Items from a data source
--- START ---
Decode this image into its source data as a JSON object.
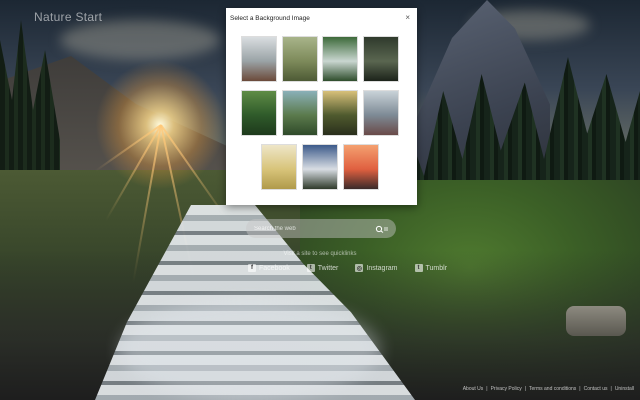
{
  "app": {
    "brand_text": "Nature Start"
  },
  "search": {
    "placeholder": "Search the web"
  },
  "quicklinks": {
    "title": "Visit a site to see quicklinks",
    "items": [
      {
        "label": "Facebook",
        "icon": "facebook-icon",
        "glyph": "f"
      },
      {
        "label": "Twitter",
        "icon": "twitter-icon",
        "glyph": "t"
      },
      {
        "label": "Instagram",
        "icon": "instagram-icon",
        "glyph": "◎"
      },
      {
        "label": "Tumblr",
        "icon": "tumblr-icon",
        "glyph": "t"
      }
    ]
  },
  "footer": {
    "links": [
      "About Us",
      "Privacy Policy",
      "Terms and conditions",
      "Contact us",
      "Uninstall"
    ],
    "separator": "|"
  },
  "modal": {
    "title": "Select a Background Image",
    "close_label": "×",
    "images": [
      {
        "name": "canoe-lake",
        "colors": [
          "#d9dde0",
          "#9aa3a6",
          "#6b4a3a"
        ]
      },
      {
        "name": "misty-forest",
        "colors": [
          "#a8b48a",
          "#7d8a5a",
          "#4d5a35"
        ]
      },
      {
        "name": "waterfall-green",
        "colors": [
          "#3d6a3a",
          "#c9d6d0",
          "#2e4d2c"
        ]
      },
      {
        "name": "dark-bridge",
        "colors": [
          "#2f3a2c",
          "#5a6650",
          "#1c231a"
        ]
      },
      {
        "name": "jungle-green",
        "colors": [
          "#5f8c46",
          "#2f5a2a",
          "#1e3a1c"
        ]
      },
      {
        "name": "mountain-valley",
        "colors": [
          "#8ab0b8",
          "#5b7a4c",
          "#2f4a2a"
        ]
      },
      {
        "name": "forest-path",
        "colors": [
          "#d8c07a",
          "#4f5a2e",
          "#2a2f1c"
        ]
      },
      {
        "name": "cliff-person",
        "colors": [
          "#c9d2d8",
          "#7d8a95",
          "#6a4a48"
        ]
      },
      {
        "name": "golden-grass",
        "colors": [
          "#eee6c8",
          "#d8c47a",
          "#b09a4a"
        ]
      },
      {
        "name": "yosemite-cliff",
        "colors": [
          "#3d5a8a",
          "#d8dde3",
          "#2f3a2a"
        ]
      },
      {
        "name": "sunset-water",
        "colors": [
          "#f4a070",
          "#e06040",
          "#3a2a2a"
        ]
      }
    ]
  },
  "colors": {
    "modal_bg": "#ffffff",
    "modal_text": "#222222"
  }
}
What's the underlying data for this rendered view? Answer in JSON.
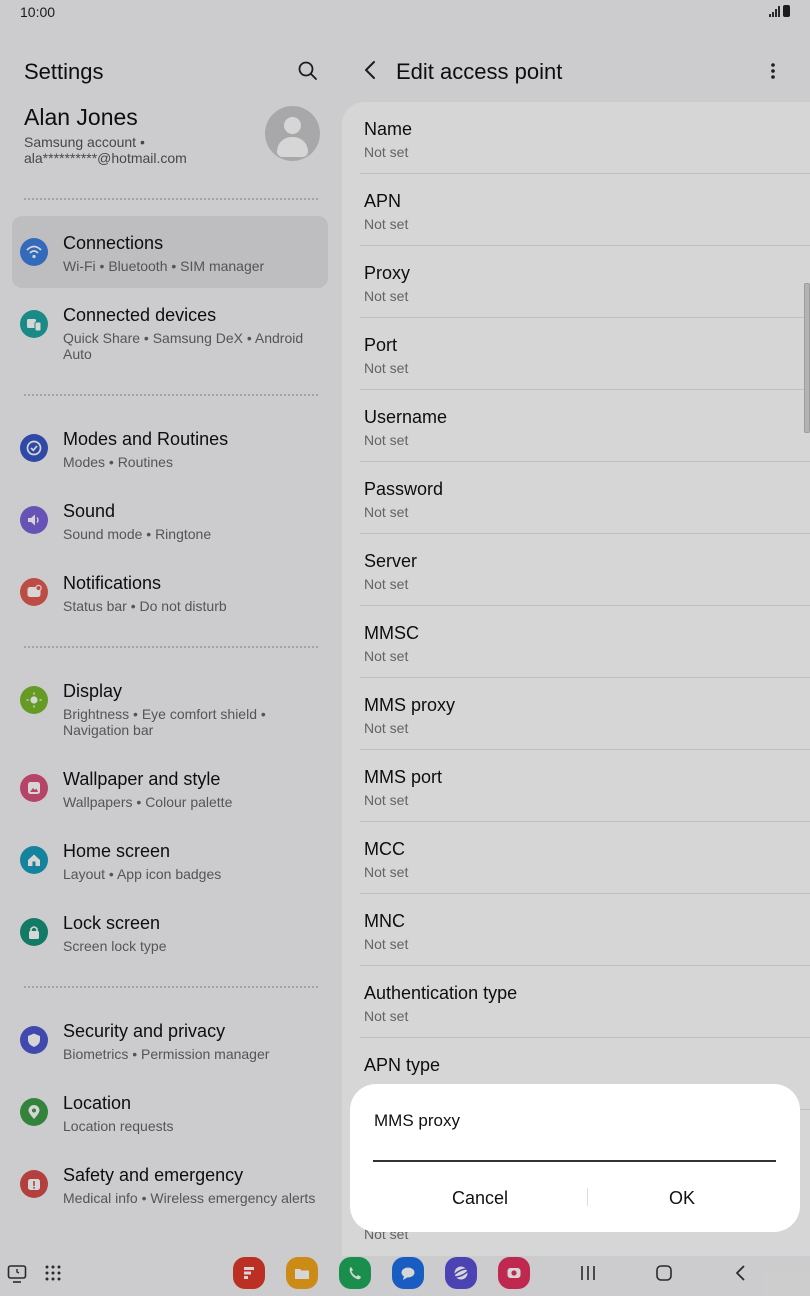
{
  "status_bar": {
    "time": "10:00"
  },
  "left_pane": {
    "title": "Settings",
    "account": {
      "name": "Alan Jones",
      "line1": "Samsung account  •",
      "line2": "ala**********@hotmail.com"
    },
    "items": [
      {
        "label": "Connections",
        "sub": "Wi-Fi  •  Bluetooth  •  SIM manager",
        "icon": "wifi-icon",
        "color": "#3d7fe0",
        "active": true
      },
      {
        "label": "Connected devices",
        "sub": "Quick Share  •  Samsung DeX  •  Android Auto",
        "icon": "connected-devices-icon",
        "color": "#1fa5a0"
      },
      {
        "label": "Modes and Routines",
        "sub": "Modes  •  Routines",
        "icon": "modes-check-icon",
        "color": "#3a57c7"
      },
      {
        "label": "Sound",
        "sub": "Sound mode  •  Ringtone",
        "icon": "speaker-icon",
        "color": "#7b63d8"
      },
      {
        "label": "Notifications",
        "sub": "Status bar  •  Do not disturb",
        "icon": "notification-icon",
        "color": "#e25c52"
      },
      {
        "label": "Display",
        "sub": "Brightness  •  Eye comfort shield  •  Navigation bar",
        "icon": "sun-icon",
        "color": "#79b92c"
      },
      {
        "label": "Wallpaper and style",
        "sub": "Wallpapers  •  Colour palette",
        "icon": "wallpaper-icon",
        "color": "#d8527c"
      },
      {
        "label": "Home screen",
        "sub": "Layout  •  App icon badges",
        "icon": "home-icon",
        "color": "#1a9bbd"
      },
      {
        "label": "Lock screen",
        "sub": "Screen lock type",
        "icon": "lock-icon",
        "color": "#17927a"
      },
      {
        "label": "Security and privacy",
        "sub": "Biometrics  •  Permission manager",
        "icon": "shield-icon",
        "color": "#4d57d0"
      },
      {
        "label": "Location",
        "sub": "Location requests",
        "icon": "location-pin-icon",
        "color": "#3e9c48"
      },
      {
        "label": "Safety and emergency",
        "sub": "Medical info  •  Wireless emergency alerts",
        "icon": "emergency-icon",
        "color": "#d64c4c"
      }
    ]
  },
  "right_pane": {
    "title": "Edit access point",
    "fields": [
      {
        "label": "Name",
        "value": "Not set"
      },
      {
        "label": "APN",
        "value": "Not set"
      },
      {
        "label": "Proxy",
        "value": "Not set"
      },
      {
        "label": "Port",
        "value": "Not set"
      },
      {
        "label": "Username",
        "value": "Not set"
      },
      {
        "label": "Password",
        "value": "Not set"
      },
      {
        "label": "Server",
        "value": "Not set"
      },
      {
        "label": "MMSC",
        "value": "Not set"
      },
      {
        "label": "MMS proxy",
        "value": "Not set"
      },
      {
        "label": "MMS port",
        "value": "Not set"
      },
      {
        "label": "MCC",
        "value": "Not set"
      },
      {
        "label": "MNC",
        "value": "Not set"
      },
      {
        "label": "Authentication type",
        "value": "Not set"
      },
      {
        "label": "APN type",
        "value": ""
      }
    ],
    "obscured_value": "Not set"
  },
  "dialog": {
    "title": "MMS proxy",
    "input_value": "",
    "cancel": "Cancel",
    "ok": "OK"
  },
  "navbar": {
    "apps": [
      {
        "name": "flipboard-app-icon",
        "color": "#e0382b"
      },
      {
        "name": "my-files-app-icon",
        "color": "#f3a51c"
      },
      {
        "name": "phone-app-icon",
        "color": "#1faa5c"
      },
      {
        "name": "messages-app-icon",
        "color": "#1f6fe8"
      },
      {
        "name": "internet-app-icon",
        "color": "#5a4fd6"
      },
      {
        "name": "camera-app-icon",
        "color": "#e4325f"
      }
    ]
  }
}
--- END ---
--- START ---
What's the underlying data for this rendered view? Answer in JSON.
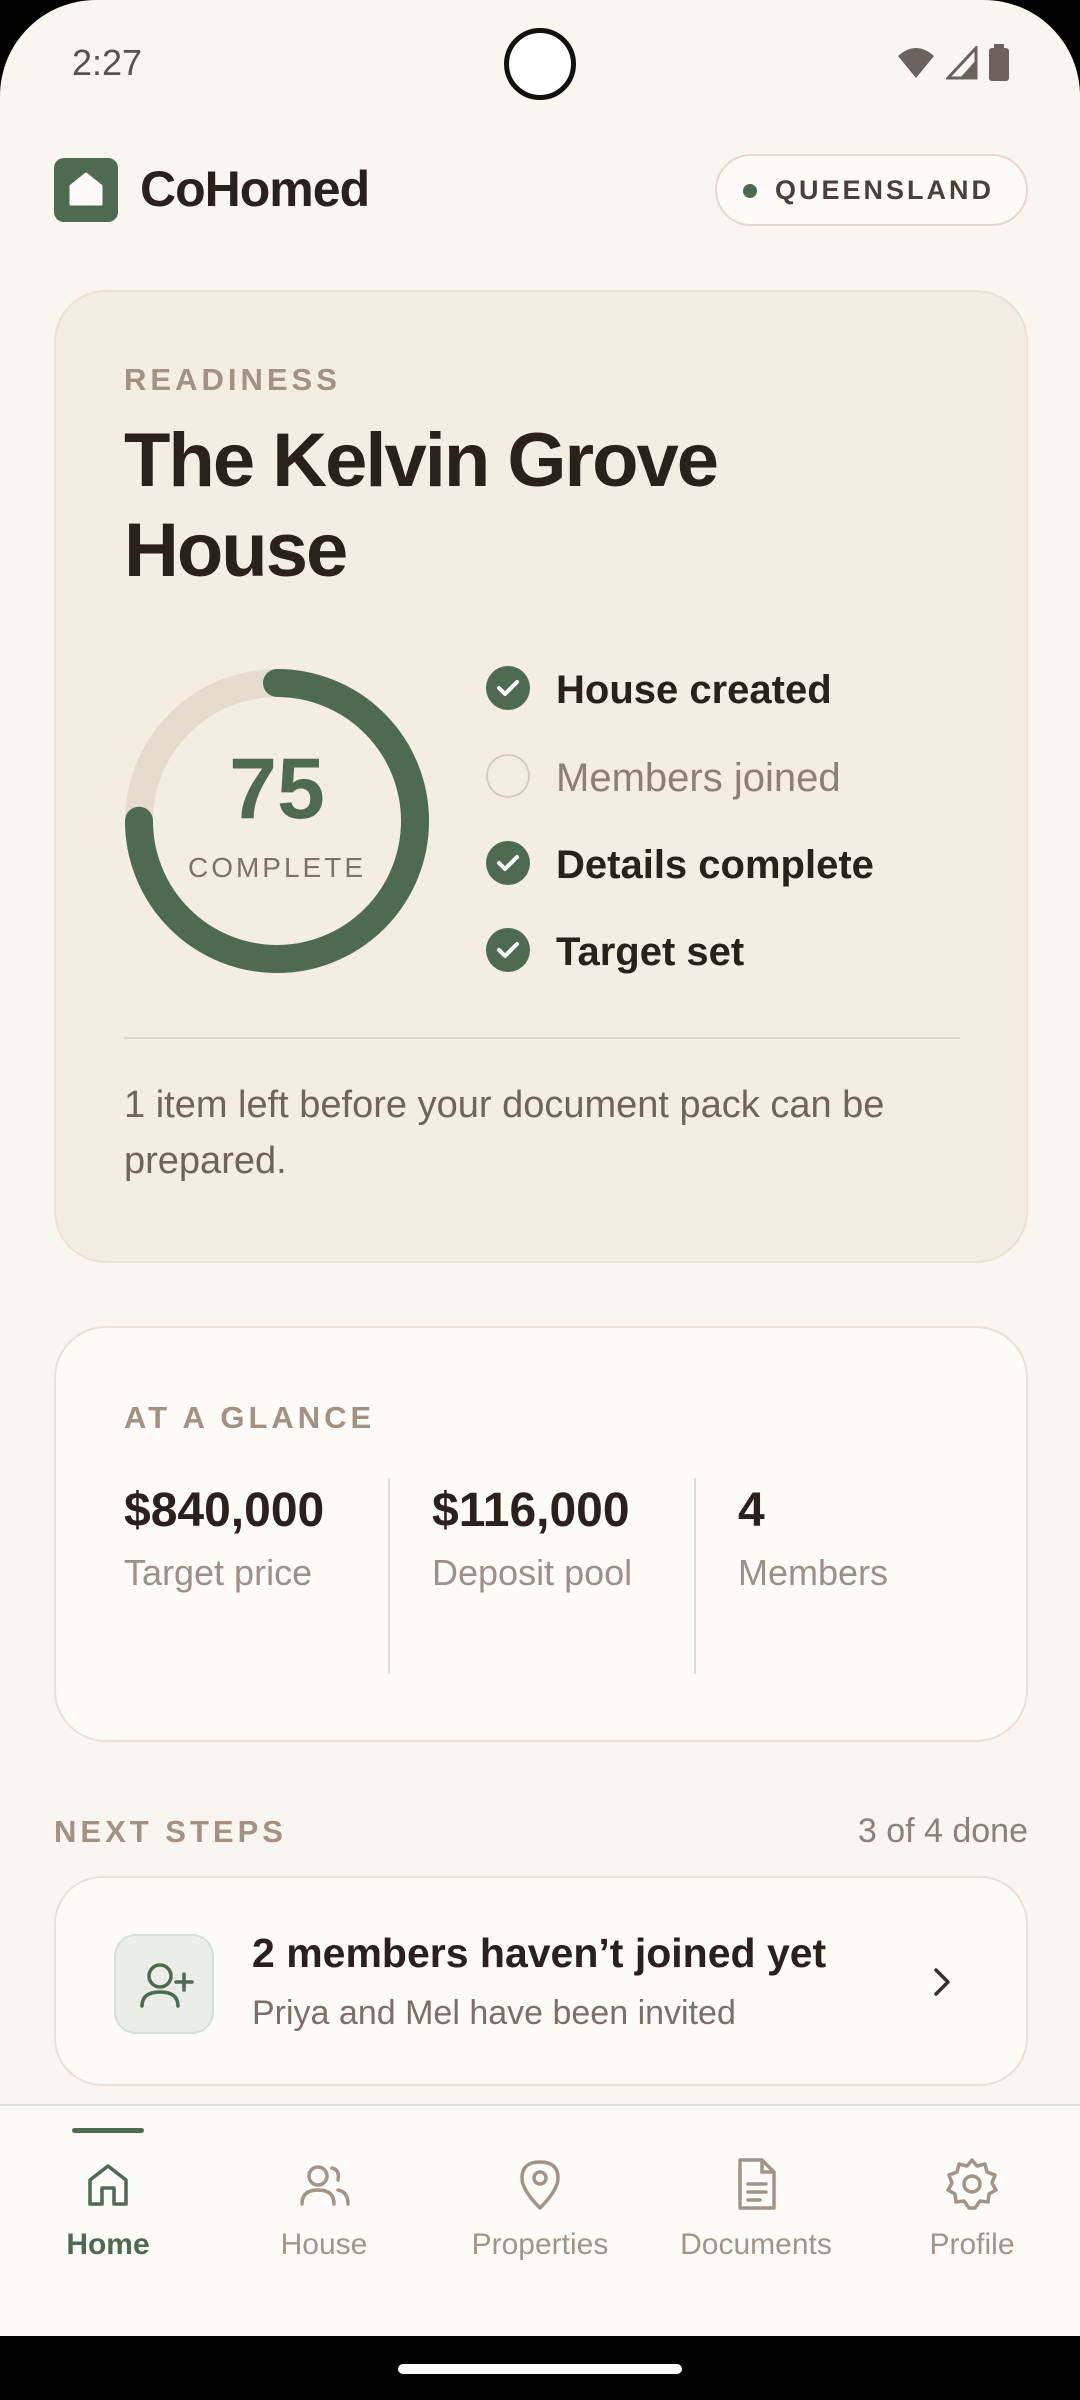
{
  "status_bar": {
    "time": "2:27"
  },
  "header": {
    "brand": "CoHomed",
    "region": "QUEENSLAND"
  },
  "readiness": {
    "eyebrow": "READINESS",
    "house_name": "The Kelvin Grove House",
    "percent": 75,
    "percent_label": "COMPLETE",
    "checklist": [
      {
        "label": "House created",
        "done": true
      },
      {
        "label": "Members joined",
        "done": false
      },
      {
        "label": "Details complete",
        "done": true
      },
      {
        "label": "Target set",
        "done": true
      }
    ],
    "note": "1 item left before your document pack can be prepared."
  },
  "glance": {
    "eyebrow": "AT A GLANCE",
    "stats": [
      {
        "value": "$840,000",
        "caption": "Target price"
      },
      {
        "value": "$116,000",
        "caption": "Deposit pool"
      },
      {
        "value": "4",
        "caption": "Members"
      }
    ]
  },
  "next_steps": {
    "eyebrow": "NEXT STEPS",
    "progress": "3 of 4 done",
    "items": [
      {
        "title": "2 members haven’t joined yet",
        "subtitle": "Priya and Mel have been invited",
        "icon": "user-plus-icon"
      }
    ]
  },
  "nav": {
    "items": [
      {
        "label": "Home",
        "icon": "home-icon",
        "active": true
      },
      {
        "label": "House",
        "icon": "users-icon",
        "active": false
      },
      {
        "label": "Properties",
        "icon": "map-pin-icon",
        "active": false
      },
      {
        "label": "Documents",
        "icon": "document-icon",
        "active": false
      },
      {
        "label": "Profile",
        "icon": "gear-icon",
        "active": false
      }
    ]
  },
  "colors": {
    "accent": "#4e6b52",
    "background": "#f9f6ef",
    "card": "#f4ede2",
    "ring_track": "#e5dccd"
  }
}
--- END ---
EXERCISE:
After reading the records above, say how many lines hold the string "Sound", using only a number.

SOLUTION TO THIS PROBLEM:
2